In RETURNING AMANDA, Amanda is a precocious child. I teach three year olds in Sunday School. I have two groups the younger threes (about 16) an the older threes (about 14). I am the story lady. I come in and sit in a rocker and tell the Bible story and sing songs, etc. Well, those little guys are wonderful and Amanda is the composite of some sharp little girls with a touch of Shirley Temple stirred in.

How do you balance a writing career and being a mother?

You know that old saying, "Don't quit your day job?" In a manner of speaking, my day job quit me.

I became disabled in '96 but didn't give in to not working outside the home for a couple of years. Writing became a career because I was stuck at home -- and a typeA personality stuck in a D body. In order not to go crazy I started writing again, something I've always wanted to do. I think this is just where God wants me. I kind of wished I'd listened earlier to the gentle nudgings.

If you could tell a beginner one thing, what would it be?

1.) Read.

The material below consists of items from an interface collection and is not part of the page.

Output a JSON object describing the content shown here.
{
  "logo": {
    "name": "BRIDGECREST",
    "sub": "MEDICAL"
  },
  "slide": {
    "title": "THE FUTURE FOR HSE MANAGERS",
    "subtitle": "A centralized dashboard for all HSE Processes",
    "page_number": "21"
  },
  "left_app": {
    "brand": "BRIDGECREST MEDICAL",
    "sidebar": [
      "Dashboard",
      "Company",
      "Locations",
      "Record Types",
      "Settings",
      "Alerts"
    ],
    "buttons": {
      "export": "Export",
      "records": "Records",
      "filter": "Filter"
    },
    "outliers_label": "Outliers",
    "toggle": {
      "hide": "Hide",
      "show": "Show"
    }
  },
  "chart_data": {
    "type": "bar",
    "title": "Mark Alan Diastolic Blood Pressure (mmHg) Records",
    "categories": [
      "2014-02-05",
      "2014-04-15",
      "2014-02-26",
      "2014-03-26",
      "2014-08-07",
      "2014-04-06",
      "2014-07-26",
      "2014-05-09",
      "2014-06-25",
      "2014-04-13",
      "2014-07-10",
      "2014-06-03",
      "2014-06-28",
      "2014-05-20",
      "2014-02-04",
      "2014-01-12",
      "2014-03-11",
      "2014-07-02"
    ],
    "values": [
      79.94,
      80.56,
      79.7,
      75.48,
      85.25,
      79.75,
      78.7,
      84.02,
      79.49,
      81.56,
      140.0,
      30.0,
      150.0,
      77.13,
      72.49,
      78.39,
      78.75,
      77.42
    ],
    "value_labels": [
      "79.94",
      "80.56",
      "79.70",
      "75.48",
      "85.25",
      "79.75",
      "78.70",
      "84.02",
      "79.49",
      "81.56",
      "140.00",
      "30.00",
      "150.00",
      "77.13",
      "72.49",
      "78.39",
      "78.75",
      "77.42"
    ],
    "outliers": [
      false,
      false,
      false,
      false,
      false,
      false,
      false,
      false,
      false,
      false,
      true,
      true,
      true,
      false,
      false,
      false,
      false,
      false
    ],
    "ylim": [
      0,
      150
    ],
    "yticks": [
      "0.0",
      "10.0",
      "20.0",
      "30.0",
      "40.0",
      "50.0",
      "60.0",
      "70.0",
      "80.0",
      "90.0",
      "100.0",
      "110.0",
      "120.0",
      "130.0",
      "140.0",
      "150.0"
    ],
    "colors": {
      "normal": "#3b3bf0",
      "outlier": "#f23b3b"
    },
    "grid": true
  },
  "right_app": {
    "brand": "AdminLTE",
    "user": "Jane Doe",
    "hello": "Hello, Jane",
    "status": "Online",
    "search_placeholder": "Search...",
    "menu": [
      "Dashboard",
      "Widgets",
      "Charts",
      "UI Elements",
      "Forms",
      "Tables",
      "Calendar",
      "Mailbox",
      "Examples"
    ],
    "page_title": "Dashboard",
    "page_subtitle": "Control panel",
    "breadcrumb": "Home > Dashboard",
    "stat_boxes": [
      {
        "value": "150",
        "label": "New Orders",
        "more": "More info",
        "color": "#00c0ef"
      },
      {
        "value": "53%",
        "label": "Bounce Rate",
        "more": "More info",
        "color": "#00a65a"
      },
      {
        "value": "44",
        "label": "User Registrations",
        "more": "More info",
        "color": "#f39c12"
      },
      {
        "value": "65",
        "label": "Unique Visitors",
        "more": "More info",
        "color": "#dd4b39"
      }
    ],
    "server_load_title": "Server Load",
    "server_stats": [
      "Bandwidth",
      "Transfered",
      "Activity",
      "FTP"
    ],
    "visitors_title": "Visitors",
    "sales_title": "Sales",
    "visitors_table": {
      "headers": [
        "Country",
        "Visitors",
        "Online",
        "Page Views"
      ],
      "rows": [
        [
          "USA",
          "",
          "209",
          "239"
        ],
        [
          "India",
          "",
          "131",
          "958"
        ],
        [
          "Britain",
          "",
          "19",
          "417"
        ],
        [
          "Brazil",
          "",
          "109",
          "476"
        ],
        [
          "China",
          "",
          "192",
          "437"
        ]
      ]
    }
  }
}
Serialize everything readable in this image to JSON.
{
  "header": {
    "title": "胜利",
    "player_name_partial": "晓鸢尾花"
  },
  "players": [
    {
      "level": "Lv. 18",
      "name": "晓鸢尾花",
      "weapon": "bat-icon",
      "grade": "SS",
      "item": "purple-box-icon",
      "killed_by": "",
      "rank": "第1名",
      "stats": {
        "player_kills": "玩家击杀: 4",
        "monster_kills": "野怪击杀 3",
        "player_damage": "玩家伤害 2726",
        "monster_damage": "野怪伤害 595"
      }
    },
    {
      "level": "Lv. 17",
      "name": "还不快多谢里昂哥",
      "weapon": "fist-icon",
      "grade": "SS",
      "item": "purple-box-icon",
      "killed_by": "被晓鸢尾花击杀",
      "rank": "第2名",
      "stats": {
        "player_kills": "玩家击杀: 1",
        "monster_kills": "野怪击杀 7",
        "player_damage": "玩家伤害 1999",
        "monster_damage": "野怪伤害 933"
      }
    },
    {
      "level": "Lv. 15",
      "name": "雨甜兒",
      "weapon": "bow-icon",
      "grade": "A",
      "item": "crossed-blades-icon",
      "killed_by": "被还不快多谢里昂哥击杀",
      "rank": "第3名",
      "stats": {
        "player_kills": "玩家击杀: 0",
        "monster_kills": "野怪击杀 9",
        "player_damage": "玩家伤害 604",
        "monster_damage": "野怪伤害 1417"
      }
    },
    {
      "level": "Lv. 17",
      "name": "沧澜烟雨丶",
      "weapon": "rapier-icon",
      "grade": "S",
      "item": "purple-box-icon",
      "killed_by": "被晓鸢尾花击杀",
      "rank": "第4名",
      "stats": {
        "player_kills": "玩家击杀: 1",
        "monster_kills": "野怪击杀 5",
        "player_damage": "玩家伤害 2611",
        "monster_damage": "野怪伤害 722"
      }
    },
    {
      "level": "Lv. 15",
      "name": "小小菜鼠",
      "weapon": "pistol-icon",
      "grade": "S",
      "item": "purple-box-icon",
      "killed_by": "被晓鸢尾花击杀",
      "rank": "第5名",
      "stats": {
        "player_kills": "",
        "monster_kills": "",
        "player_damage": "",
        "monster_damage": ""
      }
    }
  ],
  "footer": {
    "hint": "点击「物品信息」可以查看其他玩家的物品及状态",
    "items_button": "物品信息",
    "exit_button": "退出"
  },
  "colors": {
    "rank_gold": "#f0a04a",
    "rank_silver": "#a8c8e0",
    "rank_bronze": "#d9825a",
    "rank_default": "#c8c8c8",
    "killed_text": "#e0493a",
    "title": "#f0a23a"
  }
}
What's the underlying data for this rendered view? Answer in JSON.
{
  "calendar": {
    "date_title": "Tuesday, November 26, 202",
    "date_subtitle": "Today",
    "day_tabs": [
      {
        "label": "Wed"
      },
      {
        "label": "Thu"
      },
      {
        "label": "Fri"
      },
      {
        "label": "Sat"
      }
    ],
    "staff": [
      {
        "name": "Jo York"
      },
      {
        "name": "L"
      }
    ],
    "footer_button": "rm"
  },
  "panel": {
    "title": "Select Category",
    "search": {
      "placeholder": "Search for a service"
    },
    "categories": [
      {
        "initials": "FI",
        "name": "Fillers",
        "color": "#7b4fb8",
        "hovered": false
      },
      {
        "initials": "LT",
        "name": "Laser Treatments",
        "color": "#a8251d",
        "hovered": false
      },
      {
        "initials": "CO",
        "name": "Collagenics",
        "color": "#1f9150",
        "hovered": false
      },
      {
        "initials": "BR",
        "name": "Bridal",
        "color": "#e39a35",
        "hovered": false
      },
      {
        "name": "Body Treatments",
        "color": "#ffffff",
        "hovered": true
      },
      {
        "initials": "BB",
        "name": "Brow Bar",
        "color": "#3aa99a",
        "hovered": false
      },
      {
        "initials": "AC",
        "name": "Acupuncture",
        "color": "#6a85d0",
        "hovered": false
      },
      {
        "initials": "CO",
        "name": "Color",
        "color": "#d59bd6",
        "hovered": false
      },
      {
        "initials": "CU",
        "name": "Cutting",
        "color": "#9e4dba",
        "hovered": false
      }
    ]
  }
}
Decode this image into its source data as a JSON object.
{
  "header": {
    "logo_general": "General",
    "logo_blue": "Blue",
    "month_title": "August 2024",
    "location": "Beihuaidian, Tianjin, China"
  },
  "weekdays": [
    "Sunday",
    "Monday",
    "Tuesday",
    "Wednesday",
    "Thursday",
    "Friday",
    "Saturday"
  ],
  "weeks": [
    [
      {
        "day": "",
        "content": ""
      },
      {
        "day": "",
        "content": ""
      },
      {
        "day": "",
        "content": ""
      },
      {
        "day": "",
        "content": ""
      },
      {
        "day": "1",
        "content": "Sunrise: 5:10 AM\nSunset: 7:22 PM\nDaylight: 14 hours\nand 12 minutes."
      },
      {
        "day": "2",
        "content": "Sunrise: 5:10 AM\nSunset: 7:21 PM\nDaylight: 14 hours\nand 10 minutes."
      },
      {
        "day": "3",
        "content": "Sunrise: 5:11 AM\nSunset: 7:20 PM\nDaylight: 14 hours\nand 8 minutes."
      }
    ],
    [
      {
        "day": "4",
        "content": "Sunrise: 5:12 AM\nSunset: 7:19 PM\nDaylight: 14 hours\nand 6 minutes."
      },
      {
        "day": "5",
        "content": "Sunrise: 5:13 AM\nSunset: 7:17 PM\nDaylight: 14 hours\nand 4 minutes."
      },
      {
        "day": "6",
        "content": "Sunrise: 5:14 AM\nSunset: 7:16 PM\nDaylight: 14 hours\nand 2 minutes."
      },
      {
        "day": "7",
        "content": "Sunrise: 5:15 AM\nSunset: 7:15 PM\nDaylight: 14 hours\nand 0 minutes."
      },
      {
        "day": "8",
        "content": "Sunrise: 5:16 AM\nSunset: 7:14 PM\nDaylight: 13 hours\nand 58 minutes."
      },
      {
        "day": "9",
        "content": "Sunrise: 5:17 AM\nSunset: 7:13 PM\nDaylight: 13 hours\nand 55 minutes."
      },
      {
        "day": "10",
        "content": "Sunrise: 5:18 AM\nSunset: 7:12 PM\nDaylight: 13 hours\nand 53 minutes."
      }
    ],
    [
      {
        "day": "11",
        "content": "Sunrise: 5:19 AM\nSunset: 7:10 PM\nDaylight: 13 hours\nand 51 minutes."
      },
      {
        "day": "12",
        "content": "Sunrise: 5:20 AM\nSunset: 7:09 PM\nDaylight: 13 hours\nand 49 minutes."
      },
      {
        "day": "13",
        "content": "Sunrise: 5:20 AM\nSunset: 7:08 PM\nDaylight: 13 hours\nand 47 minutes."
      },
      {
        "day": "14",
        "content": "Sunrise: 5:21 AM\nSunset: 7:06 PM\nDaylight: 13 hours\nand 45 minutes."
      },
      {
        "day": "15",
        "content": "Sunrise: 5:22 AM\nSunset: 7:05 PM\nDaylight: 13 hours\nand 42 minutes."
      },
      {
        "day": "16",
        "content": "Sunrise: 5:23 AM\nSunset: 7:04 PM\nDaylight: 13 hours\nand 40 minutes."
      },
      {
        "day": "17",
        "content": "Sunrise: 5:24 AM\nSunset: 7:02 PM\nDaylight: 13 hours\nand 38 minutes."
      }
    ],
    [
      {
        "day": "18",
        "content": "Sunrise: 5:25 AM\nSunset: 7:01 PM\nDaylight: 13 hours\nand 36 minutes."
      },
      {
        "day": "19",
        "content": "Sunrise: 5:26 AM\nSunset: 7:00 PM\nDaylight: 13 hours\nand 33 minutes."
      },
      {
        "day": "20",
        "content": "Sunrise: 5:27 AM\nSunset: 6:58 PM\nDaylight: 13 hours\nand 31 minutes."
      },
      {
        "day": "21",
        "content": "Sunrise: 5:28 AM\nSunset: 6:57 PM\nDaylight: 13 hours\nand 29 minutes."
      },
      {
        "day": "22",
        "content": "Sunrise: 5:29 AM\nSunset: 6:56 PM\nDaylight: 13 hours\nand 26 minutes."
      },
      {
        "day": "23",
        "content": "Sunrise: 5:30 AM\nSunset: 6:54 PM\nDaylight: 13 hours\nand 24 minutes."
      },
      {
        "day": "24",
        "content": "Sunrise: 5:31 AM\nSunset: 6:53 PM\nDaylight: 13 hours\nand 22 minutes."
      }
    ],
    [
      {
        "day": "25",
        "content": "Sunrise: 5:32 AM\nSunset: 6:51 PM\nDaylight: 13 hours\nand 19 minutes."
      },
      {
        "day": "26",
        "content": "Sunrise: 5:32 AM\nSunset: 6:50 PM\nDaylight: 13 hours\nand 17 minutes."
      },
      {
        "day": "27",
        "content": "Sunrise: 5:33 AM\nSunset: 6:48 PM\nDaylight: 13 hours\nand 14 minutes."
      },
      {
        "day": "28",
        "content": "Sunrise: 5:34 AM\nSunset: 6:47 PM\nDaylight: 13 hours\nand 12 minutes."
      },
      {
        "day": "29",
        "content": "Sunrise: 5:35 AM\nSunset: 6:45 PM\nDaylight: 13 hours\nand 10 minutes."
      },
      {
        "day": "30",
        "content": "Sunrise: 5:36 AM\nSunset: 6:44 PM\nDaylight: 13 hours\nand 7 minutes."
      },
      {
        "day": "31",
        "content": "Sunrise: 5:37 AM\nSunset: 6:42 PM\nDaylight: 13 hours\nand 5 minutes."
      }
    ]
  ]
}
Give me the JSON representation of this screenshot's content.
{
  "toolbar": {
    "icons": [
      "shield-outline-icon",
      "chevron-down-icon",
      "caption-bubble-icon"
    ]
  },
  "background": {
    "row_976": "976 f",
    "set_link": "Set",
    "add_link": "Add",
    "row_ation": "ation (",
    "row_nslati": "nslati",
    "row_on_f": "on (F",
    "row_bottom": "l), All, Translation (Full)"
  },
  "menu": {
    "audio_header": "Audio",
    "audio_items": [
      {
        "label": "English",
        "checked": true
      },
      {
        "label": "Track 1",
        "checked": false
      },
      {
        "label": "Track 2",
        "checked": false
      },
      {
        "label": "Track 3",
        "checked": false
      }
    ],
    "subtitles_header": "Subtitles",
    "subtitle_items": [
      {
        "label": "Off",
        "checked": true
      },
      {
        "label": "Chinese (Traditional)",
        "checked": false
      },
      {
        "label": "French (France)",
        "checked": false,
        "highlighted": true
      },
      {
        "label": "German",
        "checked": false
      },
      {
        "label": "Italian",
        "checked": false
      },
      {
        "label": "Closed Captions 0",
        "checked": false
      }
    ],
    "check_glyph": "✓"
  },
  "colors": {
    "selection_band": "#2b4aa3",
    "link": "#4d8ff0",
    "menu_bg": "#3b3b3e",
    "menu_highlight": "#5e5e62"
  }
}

Read. Read.

Read the genre that you intend to write. Read the books on how-to. Read books you like and try to figure out why. Read books you hate and try to figure out why.

2.) Get in a productive critique group.

Don't pick one where everyone says "Oh that was just wonderful!" Don't pick one where there is one person who "knows it all" and has the kind of forceful personalitythat dominates the group. Find one with writers who honestly seek to better themselves and want to help each other. If you can't figure out that passive verb thing, everybody looks it up and everybody tackles it. But don't get so hung up on rules that everyone's writing sounds the same. It isn't necessary to have a published author, just people who are willing to dig in and research and learn and share.

Would you like to share a MOST EMBARRASSING MOMENT you have experienced in your writing career?

Do I have to confess this? In RETURNING AMANDA there is the most horrid geographical error. The funny thing is I wanted the little girl to be from Kansas City, KansasI'd say that her parents were visiting in New York City, New York. In one of my unexplainable mind blitzes, I put her in St. Louis, Missouri right across the river from St. Louis, Kansas. That's a neat trick because a St. Louisian has to teleport across the whole state to accomplish it. If there were a St. Louis, KS, that is.


You can find more information on books by Kathleen Paul here.

For more great interviews, visit our Author Interview Archives.

ACFW Members, click here to apply for an author interview!

Developed by Camna, LLC

This is a service provided by ACFW, but does not in any way endorse any publisher, author, or work herein.